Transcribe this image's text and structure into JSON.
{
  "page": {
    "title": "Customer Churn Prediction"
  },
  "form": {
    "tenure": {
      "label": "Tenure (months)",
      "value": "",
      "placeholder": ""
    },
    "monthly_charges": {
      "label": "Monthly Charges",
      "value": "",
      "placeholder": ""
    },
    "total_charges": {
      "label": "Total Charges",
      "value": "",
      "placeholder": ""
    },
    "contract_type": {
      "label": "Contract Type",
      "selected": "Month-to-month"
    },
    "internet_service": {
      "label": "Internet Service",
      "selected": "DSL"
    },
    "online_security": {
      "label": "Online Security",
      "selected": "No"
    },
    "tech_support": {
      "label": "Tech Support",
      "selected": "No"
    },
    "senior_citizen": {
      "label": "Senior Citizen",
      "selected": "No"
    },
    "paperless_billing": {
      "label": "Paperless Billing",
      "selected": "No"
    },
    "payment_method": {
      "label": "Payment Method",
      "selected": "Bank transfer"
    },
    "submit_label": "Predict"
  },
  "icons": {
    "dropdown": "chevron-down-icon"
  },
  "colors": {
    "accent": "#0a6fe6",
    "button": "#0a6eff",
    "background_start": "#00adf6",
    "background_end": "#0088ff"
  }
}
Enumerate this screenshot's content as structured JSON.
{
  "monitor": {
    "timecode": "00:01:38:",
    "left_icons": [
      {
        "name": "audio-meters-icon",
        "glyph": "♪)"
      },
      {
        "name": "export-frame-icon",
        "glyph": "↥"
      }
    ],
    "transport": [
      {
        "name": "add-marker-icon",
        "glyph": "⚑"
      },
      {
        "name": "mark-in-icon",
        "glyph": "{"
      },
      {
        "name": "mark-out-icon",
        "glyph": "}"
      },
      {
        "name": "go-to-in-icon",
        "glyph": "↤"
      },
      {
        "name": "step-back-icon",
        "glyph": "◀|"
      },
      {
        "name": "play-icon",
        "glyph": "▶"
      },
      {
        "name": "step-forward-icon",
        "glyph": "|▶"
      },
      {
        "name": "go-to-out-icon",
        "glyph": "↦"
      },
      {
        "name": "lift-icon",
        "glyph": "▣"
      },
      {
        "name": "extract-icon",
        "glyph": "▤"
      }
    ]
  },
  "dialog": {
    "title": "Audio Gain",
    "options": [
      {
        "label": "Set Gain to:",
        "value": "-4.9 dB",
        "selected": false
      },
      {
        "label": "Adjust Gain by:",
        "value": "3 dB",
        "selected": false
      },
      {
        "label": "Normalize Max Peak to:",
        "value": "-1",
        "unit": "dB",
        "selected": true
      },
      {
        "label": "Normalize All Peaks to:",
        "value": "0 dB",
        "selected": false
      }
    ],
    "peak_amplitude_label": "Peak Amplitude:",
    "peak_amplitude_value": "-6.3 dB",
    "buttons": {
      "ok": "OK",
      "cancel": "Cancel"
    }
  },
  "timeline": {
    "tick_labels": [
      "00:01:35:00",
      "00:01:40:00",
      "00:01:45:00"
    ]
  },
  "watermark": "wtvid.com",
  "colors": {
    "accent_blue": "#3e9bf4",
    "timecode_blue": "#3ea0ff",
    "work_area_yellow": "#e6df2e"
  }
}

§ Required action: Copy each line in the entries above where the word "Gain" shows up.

§ Written response:
    "title": "Audio Gain",
        "label": "Set Gain to:",
        "label": "Adjust Gain by:",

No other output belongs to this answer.